- By Joshua Keating
Joshua Keating is associate editor at Foreign Policy and the editor of the Passport blog. He has worked as a researcher, editorial assistant, and deputy Web editor since joining the FP staff in 2007. In addition to being featured in Foreign Policy, his writing has been published by the Washington Post, Newsweek International, Radio Prague, the Center for Defense Information, and Romania's Adevarul newspaper. He has appeared as a commentator on CNN International, C-Span, ABC News, Al Jazeera, NPR, BBC radio, and others. A native of Brooklyn, New York, he studied comparative politics at Oberlin College.
Western readers are likely to learn a few new names by checking out the final results of the Foreign Policy/Prospect poll of the World’s Top Public Intellectuals. In an unprecedented development, all of the top 10 are Muslims, some of whom are barely known in the United States. No result was more surprising than our winner-by-a-landslide, Fethullah Gülen.
The Western media has never known quite what to make of this Turkish religious leader, who lives in exile near Philadelphia.
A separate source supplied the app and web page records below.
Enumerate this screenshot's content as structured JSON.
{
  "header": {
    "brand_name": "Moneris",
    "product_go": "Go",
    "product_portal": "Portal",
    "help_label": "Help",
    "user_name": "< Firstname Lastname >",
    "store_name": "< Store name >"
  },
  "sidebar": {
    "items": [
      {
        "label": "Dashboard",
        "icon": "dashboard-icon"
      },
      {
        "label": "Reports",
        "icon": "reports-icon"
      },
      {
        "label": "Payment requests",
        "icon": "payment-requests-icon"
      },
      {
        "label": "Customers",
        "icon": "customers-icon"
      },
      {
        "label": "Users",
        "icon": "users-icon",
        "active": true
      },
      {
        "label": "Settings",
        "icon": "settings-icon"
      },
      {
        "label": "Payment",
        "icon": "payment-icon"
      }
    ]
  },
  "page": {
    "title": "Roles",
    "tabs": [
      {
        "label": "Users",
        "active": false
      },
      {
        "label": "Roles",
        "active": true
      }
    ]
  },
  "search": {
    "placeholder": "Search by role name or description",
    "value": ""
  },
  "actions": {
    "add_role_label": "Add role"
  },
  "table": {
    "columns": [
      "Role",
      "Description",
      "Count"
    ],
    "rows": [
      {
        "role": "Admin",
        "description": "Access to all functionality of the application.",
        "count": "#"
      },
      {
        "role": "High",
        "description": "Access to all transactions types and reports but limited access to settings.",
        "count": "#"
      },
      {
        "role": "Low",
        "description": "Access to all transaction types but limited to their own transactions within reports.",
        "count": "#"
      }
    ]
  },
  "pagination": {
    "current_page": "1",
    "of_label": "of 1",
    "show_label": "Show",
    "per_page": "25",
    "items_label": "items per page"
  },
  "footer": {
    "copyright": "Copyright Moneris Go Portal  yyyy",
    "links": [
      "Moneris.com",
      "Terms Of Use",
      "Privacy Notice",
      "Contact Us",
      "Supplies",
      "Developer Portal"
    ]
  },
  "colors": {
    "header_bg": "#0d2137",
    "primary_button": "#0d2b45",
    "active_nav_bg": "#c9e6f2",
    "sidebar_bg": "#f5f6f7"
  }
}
He is described alternately as a leading voice for moderation and education in the Muslim world or the second coming of Ayatollah Khomeini. But, as we’ve learned here at FP, the passion and dedication of his supporters is impressive, to say the least. After an article on the poll appeared in Turkey’s Zaman newspaper, the avalanche of votes for Gülen began.
While voting for their champion, Gülen’s supporters tended to pick other Muslim names for the other four choices. This boosted the standing of lesser-known academics such as Abdolkarim Soroush (No. 7) and Mahmood Mamdani (No. 9) as well as famed Nobel laureates like Muhammad Yunus (No. 2), Orhan Pamuk (No. 4), and Shirin Ebadi (No. 10). When all was said and done, the top non-Muslim on the list was Noam Chomsky in 11th place. Ironically, historian Bernard Lewis, who made his name by describing the rift between the Islamic world and West, came in thirteenth.
The top 20 list hardly looks as we expected, but any group that includes both the fiercely anti-Islamic activist Ayaan Hirsi Ali (No. 15) and conservative Islamist cleric Yusuf al-Qaradawi (No. 3) is sure to at least provoke discussion, which was really the main reason for having a poll in the first place. So, FP readers, have a look at the list and let us know what you think.
PS: For those radical fundamentalists who call themselves the Colbert Nation, your man was the top write-in vote.
Daniel W. Drezner is professor of international politics at the Fletcher School of Law and Diplomacy at Tufts University and a senior editor at The National Interest. Prior to Fletcher, he taught at the University of Chicago and the University of Colorado at Boulder. Drezner has received fellowships from the German Marshall Fund of the United States, the Council on Foreign Relations, and Harvard University. He has previously held positions with Civic Education Project, the RAND Corporation, and the Treasury Department.| Daniel W. Drezner |